When I visited the Royal Armouries in Turin and the collection of arms and armour in the Hofburg Palace in Vienna, I saw many exceptionally fine swords and suits of armour, including the stunning fluted Gothic armour of the Archduke Sigmund of Tyrol; yet it would be a mistake to believe that every single sword and every single suit of armour ever produced were of such standard and quality. It might be sensible to understand that the items on display in a museum called something like the “royal armouries” would probably have been collected due to their ties with the royal house or due to the high quality of their construction, and that what is bought and worn and used by princes and dukes is rarely representative of what the common man used over the centuries.


Whenever you see an item in a collection that stands out for you, for whatever reason, consider the survivor biases that could have led to the inclusion of that item in that collection. Is it truly representative of that kind of item in history? Or is it included in the collection exactly because it is an oddity?

Becoming aware of survivor bias and the range of reasons why items may be included in collections is an important step in being able to use physical items found in collections to support an argument or hypothesis about historical artefacts.


[1] Susan Holloway Scott. “The Horned Helmet of Henry VIII, 1514.” Two Nerdy History Girls, 23rd August 2011, accessed 18th April 2017. http://twonerdyhistorygirls.blogspot.co.uk/2011/08/horned-helmet-of-henry-viii-1514.html

[2] Bret McCabe. “Johns Hopkins shows off its extraordinary collection of fake texts.” John Hopkins University, September-October 2014, accessed 18th April 2017. http://hub.jhu.edu/gazette/2014/september-october/datebook-arts-rare-books/

[3] Isabelle Kargon. “What is the Bibliotheca Fictiva?” The Sheridan Libraries Blog, 26th October 2012, accessed 18th April 2017. http://blogs.library.jhu.edu/wordpress/2012/10/what-is-the-bibliotheca-fictiva/

[4] Glasgow Museums. “Arms and Armour.” Glasgow Museums, accessed 18th April 2017. https://www.glasgowlife.org.uk/museums/kelvingrove/about/collection-highlights/Pages/Arms-and-Armour.aspx

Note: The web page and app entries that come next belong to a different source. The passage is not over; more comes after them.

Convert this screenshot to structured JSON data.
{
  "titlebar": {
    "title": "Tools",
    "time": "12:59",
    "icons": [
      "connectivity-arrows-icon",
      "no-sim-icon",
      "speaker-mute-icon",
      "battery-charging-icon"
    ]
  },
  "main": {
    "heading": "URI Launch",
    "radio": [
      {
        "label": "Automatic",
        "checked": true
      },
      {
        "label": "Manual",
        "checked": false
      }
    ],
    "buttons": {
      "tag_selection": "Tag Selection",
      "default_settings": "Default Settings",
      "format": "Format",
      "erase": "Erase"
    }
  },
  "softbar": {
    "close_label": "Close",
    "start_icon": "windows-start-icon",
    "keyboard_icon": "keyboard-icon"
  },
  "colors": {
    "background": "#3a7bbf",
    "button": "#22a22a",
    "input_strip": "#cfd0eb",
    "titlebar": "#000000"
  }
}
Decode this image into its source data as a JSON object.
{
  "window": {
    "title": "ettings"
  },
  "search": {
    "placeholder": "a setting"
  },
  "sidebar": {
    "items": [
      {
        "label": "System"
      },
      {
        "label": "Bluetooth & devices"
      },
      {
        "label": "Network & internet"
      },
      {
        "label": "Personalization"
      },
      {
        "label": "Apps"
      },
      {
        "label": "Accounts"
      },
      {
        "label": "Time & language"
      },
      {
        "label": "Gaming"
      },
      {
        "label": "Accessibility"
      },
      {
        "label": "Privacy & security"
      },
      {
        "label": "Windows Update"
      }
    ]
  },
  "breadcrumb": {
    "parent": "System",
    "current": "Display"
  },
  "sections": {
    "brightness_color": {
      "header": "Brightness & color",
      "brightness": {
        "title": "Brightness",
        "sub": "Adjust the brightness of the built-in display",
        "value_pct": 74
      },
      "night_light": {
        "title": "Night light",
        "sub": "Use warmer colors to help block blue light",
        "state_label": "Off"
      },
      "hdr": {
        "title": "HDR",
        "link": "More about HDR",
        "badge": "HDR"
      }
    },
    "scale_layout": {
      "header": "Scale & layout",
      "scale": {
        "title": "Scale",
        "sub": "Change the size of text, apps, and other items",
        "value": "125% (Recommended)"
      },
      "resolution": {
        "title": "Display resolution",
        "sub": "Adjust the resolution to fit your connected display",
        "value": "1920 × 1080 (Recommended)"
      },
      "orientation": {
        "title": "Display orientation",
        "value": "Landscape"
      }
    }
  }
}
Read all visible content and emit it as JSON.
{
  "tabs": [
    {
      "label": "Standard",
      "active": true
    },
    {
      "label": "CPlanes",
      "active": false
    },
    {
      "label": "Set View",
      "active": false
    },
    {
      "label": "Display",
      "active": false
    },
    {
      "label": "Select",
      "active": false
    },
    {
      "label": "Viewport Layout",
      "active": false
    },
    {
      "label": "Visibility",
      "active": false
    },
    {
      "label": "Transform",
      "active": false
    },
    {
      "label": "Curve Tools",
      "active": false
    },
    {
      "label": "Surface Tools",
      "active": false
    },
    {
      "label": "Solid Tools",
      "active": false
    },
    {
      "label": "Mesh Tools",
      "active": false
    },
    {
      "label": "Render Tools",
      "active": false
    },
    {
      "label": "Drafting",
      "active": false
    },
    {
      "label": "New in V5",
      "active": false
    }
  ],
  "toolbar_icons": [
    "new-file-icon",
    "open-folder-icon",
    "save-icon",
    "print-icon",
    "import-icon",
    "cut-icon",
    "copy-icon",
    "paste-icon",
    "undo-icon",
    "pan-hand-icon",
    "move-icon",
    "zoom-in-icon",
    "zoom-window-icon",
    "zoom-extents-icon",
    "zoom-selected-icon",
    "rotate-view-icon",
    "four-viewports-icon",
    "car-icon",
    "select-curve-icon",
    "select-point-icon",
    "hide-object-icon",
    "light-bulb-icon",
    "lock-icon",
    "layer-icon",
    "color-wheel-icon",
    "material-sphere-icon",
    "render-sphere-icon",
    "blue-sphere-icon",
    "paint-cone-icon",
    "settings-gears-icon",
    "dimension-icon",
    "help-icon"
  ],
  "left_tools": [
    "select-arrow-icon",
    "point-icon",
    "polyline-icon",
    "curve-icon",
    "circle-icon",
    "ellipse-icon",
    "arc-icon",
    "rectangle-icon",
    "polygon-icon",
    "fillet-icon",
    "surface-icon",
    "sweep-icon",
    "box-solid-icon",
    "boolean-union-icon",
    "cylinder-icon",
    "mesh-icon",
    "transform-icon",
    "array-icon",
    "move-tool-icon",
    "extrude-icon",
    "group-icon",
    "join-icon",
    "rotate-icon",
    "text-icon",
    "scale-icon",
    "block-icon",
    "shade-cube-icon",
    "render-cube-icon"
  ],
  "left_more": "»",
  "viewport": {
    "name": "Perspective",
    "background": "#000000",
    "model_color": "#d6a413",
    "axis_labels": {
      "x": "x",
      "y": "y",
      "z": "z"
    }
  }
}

Keith Farrell is one of the senior instructors for the Academy of Historical Arts. He teaches HEMA professionally, often at international events, and has an interest in coaching instructors to become better teachers. He has authored "Scottish Broadsword and British Singlestick" and the "AHA German Longsword Study Guide", and is one of the regular contributors to the Encased in Steel online blog. He has been a member of HEMAC since 2011, and was awarded a HEMA Scholar Award for Best Instructor for research published in 2013.